● **What needs to be done**:
Set the images aside and retype the whole listing exactly.

[Records for this exercise — start]

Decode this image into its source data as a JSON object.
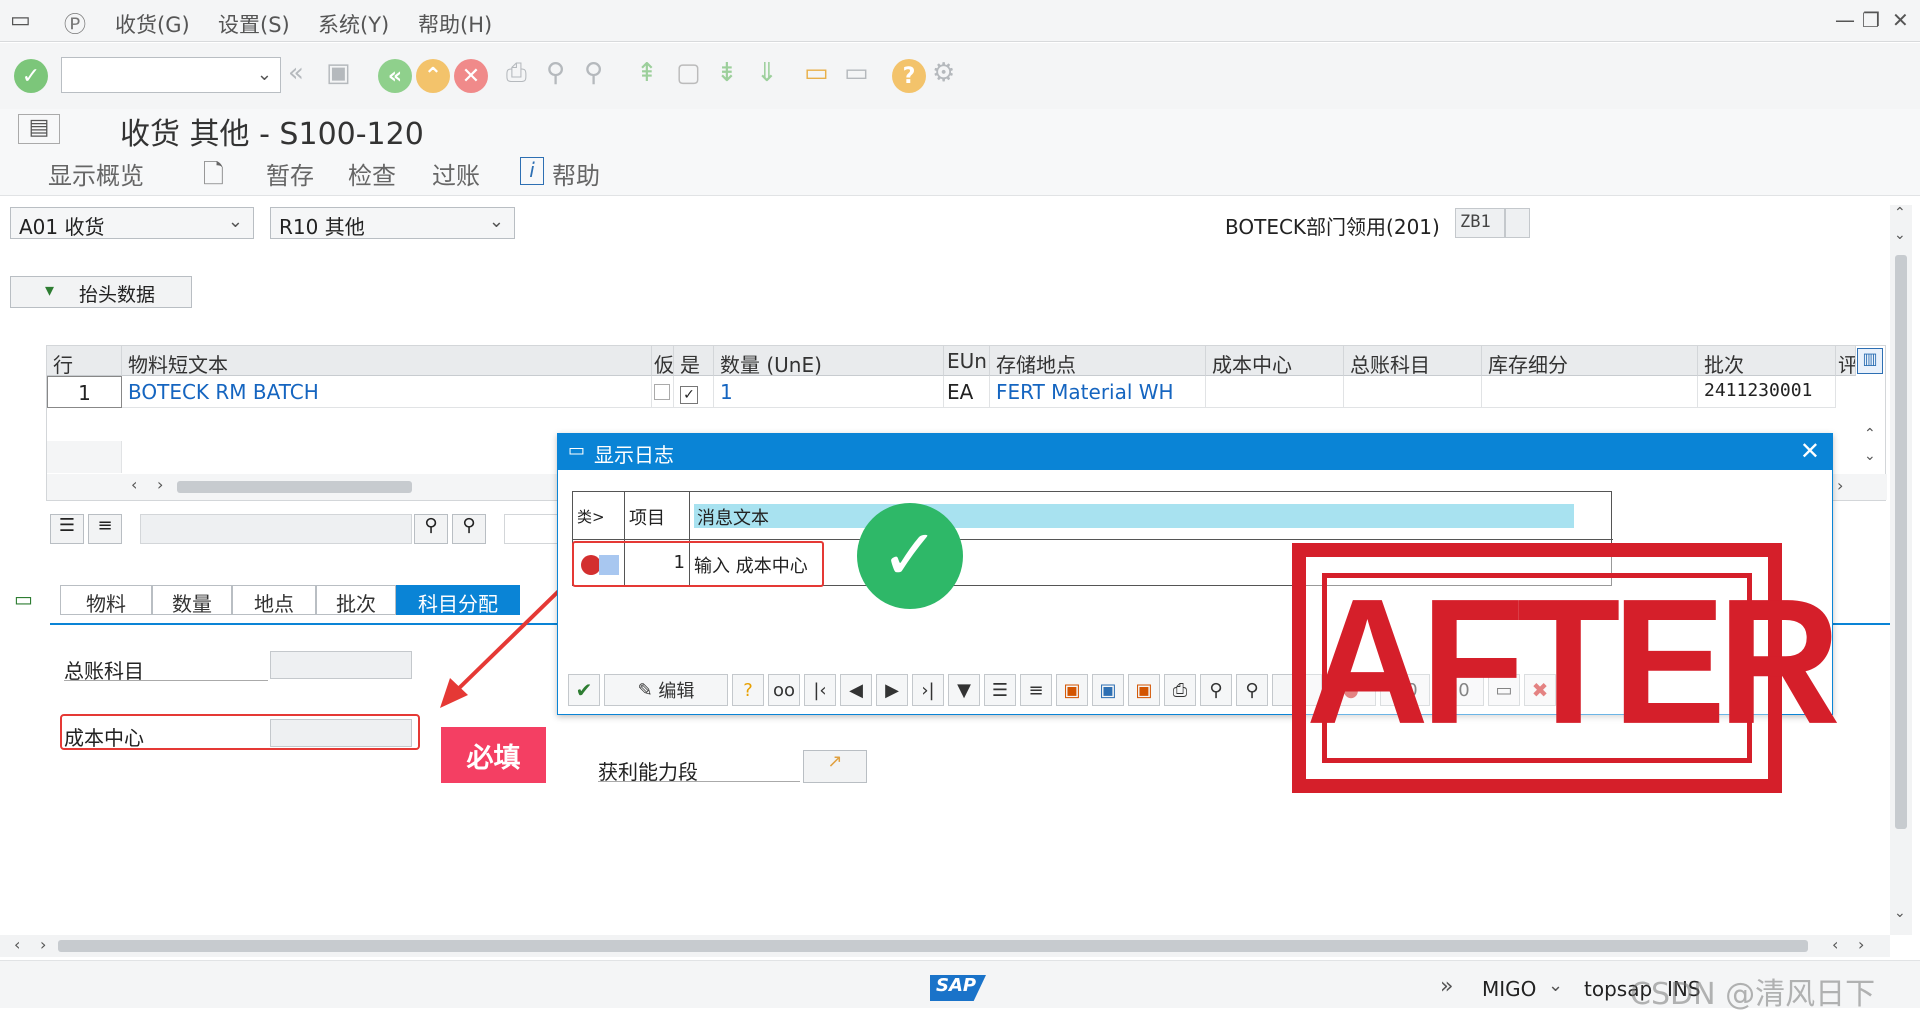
{
  "menu": {
    "items": [
      "收货(G)",
      "设置(S)",
      "系统(Y)",
      "帮助(H)"
    ]
  },
  "title": "收货 其他 - S100-120",
  "app_toolbar": {
    "overview": "显示概览",
    "hold": "暂存",
    "check": "检查",
    "post": "过账",
    "help": "帮助"
  },
  "selection": {
    "action": "A01 收货",
    "ref_doc": "R10 其他",
    "movement_text": "BOTECK部门领用(201)",
    "movement_code": "ZB1"
  },
  "header_data_button": "抬头数据",
  "table": {
    "headers": [
      "行",
      "物料短文本",
      "仮",
      "是",
      "数量 (UnE)",
      "EUn",
      "存储地点",
      "成本中心",
      "总账科目",
      "库存细分",
      "批次",
      "评"
    ],
    "row": {
      "line": "1",
      "material_text": "BOTECK RM BATCH",
      "qty": "1",
      "unit": "EA",
      "storage_loc": "FERT Material WH",
      "batch": "2411230001"
    }
  },
  "tabs": [
    "物料",
    "数量",
    "地点",
    "批次",
    "科目分配"
  ],
  "fields": {
    "gl_account": "总账科目",
    "cost_center": "成本中心",
    "profit_segment": "获利能力段"
  },
  "annotation": {
    "required": "必填"
  },
  "dialog": {
    "title": "显示日志",
    "col_type": "类>",
    "col_item": "项目",
    "col_msg": "消息文本",
    "row_item": "1",
    "row_msg": "输入  成本中心",
    "edit_label": "编辑",
    "count_error": "0",
    "count_warning": "0",
    "count_success": "0"
  },
  "stamp_text": "AFTER",
  "status": {
    "transaction": "MIGO",
    "system": "topsap",
    "mode": "INS",
    "watermark": "CSDN @清风日下"
  }
}
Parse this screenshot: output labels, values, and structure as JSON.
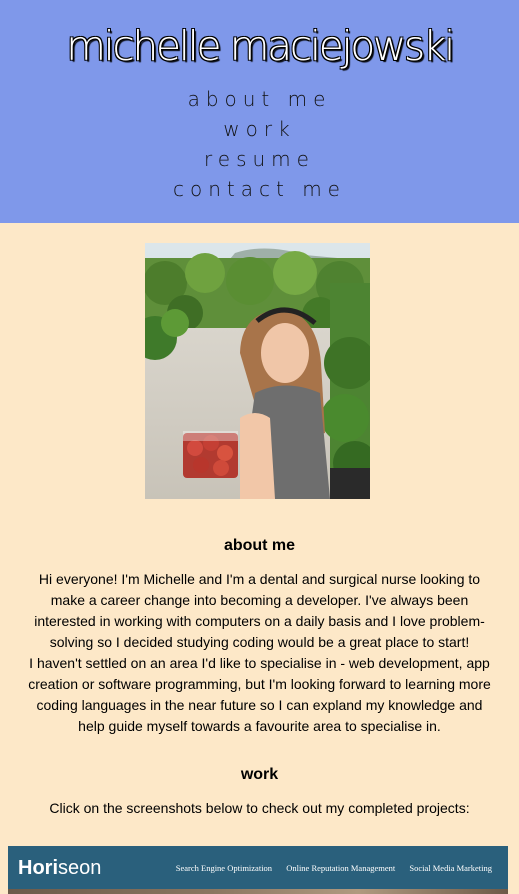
{
  "header": {
    "title": "michelle maciejowski",
    "nav": [
      {
        "label": "about me"
      },
      {
        "label": "work"
      },
      {
        "label": "resume"
      },
      {
        "label": "contact me"
      }
    ]
  },
  "about": {
    "heading": "about me",
    "paragraph_lines": [
      "Hi everyone! I'm Michelle and I'm a dental and surgical nurse looking to",
      "make a career change into becoming a developer. I've always been",
      "interested in working with computers on a daily basis and I love problem-",
      "solving so I decided studying coding would be a great place to start!",
      "I haven't settled on an area I'd like to specialise in - web development, app",
      "creation or software programming, but I'm looking forward to learning more",
      "coding languages in the near future so I can expland my knowledge and",
      "help guide myself towards a favourite area to specialise in."
    ]
  },
  "work": {
    "heading": "work",
    "intro": "Click on the screenshots below to check out my completed projects:",
    "projects": [
      {
        "logo_bold": "Hori",
        "logo_light": "seon",
        "nav": [
          "Search Engine Optimization",
          "Online Reputation Management",
          "Social Media Marketing"
        ]
      }
    ]
  },
  "colors": {
    "header_bg": "#7f98ea",
    "page_bg": "#fde8c8",
    "project_bg": "#2a607c"
  }
}
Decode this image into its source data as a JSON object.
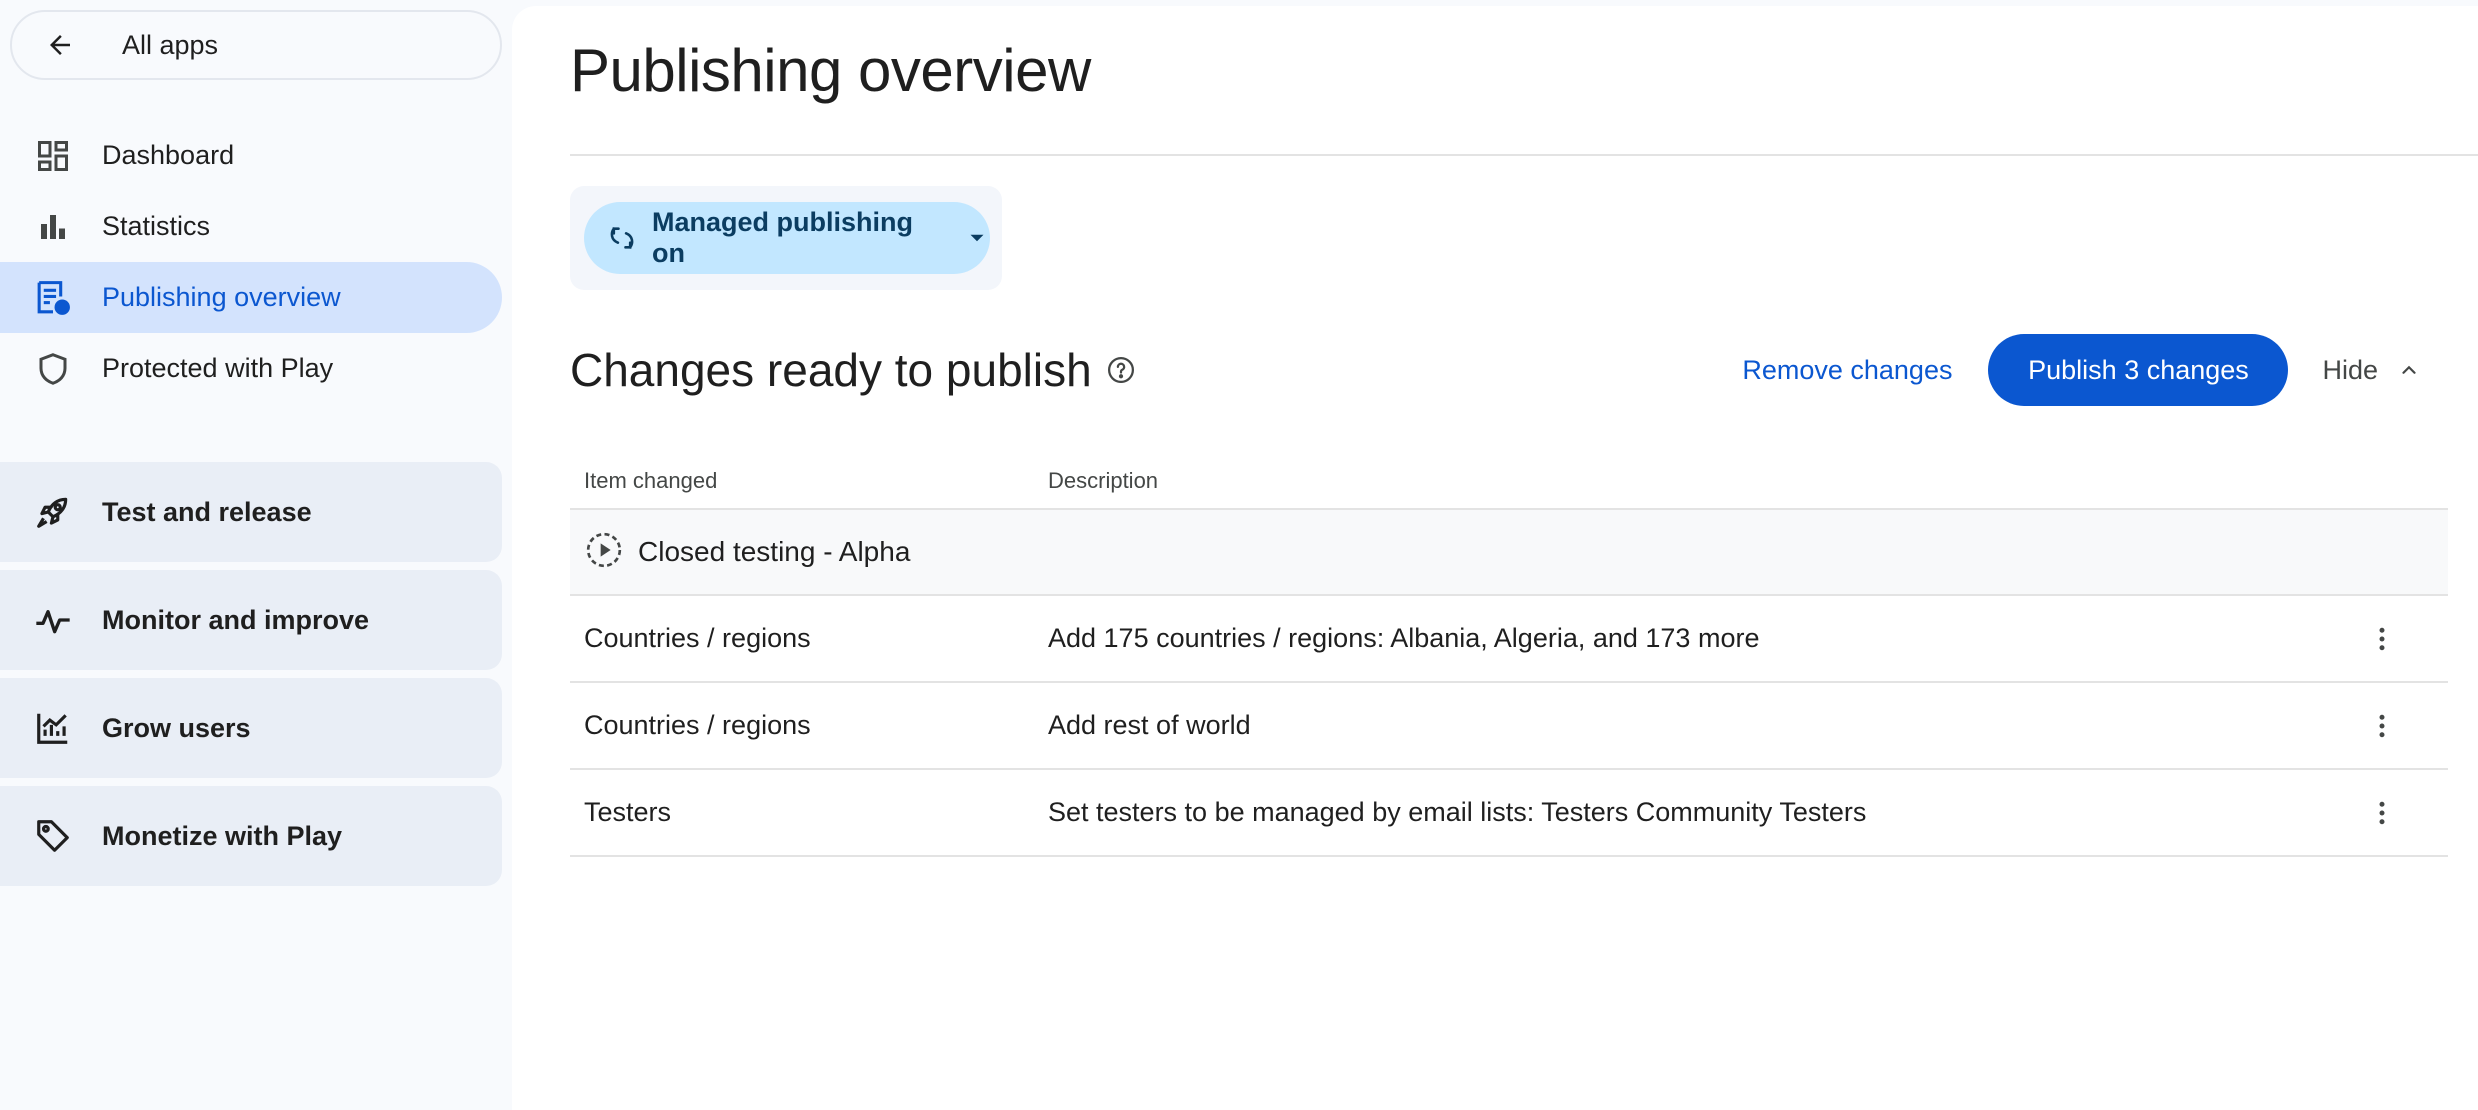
{
  "sidebar": {
    "back_label": "All apps",
    "nav": [
      {
        "label": "Dashboard",
        "icon": "dashboard-icon"
      },
      {
        "label": "Statistics",
        "icon": "bar-chart-icon"
      },
      {
        "label": "Publishing overview",
        "icon": "publishing-overview-icon",
        "active": true
      },
      {
        "label": "Protected with Play",
        "icon": "shield-icon"
      }
    ],
    "sections": [
      {
        "label": "Test and release",
        "icon": "rocket-icon"
      },
      {
        "label": "Monitor and improve",
        "icon": "pulse-icon"
      },
      {
        "label": "Grow users",
        "icon": "growth-chart-icon"
      },
      {
        "label": "Monetize with Play",
        "icon": "tag-icon"
      }
    ]
  },
  "main": {
    "title": "Publishing overview",
    "managed_publishing": {
      "label": "Managed publishing on",
      "icon": "sync-icon"
    },
    "changes": {
      "title": "Changes ready to publish",
      "remove_label": "Remove changes",
      "publish_label": "Publish 3 changes",
      "hide_label": "Hide",
      "columns": [
        "Item changed",
        "Description"
      ],
      "group": {
        "label": "Closed testing - Alpha",
        "icon": "closed-testing-icon"
      },
      "rows": [
        {
          "item": "Countries / regions",
          "description": "Add 175 countries / regions: Albania, Algeria, and 173 more"
        },
        {
          "item": "Countries / regions",
          "description": "Add rest of world"
        },
        {
          "item": "Testers",
          "description": "Set testers to be managed by email lists: Testers Community Testers"
        }
      ]
    }
  },
  "colors": {
    "accent": "#0b57d0",
    "active_nav_bg": "#d3e3fd",
    "chip_bg": "#c2e7ff",
    "section_bg": "#e9eef6",
    "sidebar_bg": "#f8fafd"
  }
}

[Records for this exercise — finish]

● **Answer for the task**:
Decode this image into its source data as a JSON object.
{
  "menu": {
    "items": [
      "收货(G)",
      "设置(S)",
      "系统(Y)",
      "帮助(H)"
    ]
  },
  "title": "收货 其他 - S100-120",
  "app_toolbar": {
    "overview": "显示概览",
    "hold": "暂存",
    "check": "检查",
    "post": "过账",
    "help": "帮助"
  },
  "selection": {
    "action": "A01 收货",
    "ref_doc": "R10 其他",
    "movement_text": "BOTECK部门领用(201)",
    "movement_code": "ZB1"
  },
  "header_data_button": "抬头数据",
  "table": {
    "headers": [
      "行",
      "物料短文本",
      "仮",
      "是",
      "数量 (UnE)",
      "EUn",
      "存储地点",
      "成本中心",
      "总账科目",
      "库存细分",
      "批次",
      "评"
    ],
    "row": {
      "line": "1",
      "material_text": "BOTECK RM BATCH",
      "qty": "1",
      "unit": "EA",
      "storage_loc": "FERT Material WH",
      "batch": "2411230001"
    }
  },
  "tabs": [
    "物料",
    "数量",
    "地点",
    "批次",
    "科目分配"
  ],
  "fields": {
    "gl_account": "总账科目",
    "cost_center": "成本中心",
    "profit_segment": "获利能力段"
  },
  "annotation": {
    "required": "必填"
  },
  "dialog": {
    "title": "显示日志",
    "col_type": "类>",
    "col_item": "项目",
    "col_msg": "消息文本",
    "row_item": "1",
    "row_msg": "输入  成本中心",
    "edit_label": "编辑",
    "count_error": "0",
    "count_warning": "0",
    "count_success": "0"
  },
  "stamp_text": "AFTER",
  "status": {
    "transaction": "MIGO",
    "system": "topsap",
    "mode": "INS",
    "watermark": "CSDN @清风日下"
  }
}
Parse this screenshot: output labels, values, and structure as JSON.
{
  "header": {
    "title": "michelle maciejowski",
    "nav": [
      {
        "label": "about me"
      },
      {
        "label": "work"
      },
      {
        "label": "resume"
      },
      {
        "label": "contact me"
      }
    ]
  },
  "about": {
    "heading": "about me",
    "paragraph_lines": [
      "Hi everyone! I'm Michelle and I'm a dental and surgical nurse looking to",
      "make a career change into becoming a developer. I've always been",
      "interested in working with computers on a daily basis and I love problem-",
      "solving so I decided studying coding would be a great place to start!",
      "I haven't settled on an area I'd like to specialise in - web development, app",
      "creation or software programming, but I'm looking forward to learning more",
      "coding languages in the near future so I can expland my knowledge and",
      "help guide myself towards a favourite area to specialise in."
    ]
  },
  "work": {
    "heading": "work",
    "intro": "Click on the screenshots below to check out my completed projects:",
    "projects": [
      {
        "logo_bold": "Hori",
        "logo_light": "seon",
        "nav": [
          "Search Engine Optimization",
          "Online Reputation Management",
          "Social Media Marketing"
        ]
      }
    ]
  },
  "colors": {
    "header_bg": "#7f98ea",
    "page_bg": "#fde8c8",
    "project_bg": "#2a607c"
  }
}
Decode this image into its source data as a JSON object.
{
  "sidebar": {
    "back_label": "All apps",
    "nav": [
      {
        "label": "Dashboard",
        "icon": "dashboard-icon"
      },
      {
        "label": "Statistics",
        "icon": "bar-chart-icon"
      },
      {
        "label": "Publishing overview",
        "icon": "publishing-overview-icon",
        "active": true
      },
      {
        "label": "Protected with Play",
        "icon": "shield-icon"
      }
    ],
    "sections": [
      {
        "label": "Test and release",
        "icon": "rocket-icon"
      },
      {
        "label": "Monitor and improve",
        "icon": "pulse-icon"
      },
      {
        "label": "Grow users",
        "icon": "growth-chart-icon"
      },
      {
        "label": "Monetize with Play",
        "icon": "tag-icon"
      }
    ]
  },
  "main": {
    "title": "Publishing overview",
    "managed_publishing": {
      "label": "Managed publishing on",
      "icon": "sync-icon"
    },
    "changes": {
      "title": "Changes ready to publish",
      "remove_label": "Remove changes",
      "publish_label": "Publish 3 changes",
      "hide_label": "Hide",
      "columns": [
        "Item changed",
        "Description"
      ],
      "group": {
        "label": "Closed testing - Alpha",
        "icon": "closed-testing-icon"
      },
      "rows": [
        {
          "item": "Countries / regions",
          "description": "Add 175 countries / regions: Albania, Algeria, and 173 more"
        },
        {
          "item": "Countries / regions",
          "description": "Add rest of world"
        },
        {
          "item": "Testers",
          "description": "Set testers to be managed by email lists: Testers Community Testers"
        }
      ]
    }
  },
  "colors": {
    "accent": "#0b57d0",
    "active_nav_bg": "#d3e3fd",
    "chip_bg": "#c2e7ff",
    "section_bg": "#e9eef6",
    "sidebar_bg": "#f8fafd"
  }
}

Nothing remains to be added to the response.